mobile phone attached to an adjustable head cradle which was worn by the test person during exposure; phone positioned over the right temporal region and adjusted towards the corner of the mouth, comparable to normal use; ear plug placed in the test person's right ear; audio circuits of the phone disconnected, a padding placed between the handset and its cover, and phone set to send with maximum power
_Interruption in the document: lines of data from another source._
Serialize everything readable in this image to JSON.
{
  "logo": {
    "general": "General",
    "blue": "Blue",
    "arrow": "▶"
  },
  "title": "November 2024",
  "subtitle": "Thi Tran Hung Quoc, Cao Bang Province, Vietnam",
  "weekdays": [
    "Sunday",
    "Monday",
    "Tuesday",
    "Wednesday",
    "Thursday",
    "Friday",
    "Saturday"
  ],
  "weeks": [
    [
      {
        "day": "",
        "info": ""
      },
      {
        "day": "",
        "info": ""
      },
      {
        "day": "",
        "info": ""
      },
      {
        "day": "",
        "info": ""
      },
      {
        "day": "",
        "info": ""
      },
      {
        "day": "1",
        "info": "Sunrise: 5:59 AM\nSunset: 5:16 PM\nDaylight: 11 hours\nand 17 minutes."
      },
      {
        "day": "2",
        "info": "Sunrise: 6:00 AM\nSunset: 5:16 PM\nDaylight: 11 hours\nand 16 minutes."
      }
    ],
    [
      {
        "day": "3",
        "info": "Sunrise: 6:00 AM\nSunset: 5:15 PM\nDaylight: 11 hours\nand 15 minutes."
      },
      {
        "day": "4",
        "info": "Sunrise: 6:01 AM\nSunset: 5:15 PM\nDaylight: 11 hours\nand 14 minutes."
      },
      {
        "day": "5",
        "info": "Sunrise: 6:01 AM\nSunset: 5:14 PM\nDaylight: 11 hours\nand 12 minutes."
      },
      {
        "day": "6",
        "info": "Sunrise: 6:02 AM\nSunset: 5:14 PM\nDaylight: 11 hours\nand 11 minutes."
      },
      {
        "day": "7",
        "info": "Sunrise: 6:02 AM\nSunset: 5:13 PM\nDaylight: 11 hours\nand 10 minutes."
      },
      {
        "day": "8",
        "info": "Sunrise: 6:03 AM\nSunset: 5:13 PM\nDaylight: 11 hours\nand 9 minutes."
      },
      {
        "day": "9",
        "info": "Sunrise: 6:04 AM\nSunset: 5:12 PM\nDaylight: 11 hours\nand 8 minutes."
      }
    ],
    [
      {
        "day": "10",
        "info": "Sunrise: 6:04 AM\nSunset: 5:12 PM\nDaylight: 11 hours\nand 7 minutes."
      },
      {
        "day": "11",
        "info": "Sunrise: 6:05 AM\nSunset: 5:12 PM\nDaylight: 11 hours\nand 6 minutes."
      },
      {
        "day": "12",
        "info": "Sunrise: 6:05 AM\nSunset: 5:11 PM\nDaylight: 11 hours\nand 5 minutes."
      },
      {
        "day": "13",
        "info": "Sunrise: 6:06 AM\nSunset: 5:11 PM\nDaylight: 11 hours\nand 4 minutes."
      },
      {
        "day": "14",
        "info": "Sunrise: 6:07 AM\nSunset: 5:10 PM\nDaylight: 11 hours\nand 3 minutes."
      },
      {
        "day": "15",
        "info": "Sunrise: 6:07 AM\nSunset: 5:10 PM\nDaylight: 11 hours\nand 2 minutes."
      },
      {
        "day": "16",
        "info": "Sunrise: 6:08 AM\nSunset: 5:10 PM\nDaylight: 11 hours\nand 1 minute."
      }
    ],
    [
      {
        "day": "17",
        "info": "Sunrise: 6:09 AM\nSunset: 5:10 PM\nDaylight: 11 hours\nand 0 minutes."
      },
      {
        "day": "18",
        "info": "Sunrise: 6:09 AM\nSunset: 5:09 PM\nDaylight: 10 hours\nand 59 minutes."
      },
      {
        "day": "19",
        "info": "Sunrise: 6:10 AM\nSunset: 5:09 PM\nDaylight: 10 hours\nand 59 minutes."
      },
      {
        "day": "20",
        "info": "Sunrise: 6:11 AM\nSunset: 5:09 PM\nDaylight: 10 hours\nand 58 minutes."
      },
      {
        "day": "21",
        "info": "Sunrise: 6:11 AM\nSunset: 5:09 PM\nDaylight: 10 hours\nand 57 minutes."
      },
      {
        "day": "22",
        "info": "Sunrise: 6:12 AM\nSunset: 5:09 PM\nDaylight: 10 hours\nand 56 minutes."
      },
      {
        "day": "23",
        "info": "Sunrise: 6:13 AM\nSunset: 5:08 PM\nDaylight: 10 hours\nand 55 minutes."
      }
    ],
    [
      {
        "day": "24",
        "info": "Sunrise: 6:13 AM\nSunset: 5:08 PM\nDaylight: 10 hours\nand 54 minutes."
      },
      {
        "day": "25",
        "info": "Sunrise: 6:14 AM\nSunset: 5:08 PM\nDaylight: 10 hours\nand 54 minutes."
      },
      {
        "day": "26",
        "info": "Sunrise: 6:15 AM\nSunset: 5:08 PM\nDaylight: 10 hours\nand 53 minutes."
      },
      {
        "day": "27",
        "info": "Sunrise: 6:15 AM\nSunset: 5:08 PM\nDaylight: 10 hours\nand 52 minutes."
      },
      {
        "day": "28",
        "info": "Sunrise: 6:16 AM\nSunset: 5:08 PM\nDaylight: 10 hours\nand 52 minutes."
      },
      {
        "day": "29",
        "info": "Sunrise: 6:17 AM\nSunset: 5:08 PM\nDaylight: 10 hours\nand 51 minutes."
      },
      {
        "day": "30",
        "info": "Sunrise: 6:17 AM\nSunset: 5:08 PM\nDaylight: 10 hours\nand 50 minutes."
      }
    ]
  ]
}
No significant change in power was observed between the active and sham exposure conditions in the 12.25-13.5 Hz and 13.5-14 Hzfrequency ranges, either overall, or between the "increaser" group and the "decreaser" group. No significant change was found between the active exposure and sham exposure for either sleeplatency, REM sleeplatency, sleep duration, sleep efficiency, number of arousals and Karolinska Sleepiness Scale score. However, the EEGspectralpower was increased in the 11.5-12.25 Hzfrequency range in the first 30 min of non-REM sleep following active exposure. This increase was more prominent in the participants that showed an increase in the original study ("increaser" group). These data confirm the previous findings of mobile phone-like emissions affecting the EEG during non-REM sleep (see above). Importantly, this low-level effect was also shown to be sensitive to individual variability. Furthermore, this indicates that previous negative results are not strong evidence for a lack of an effect and, given the far-reaching implications of mobile phone research, the authors conclude that it may need to rethink the interpretation of results and the manner in which research is conducted in this field.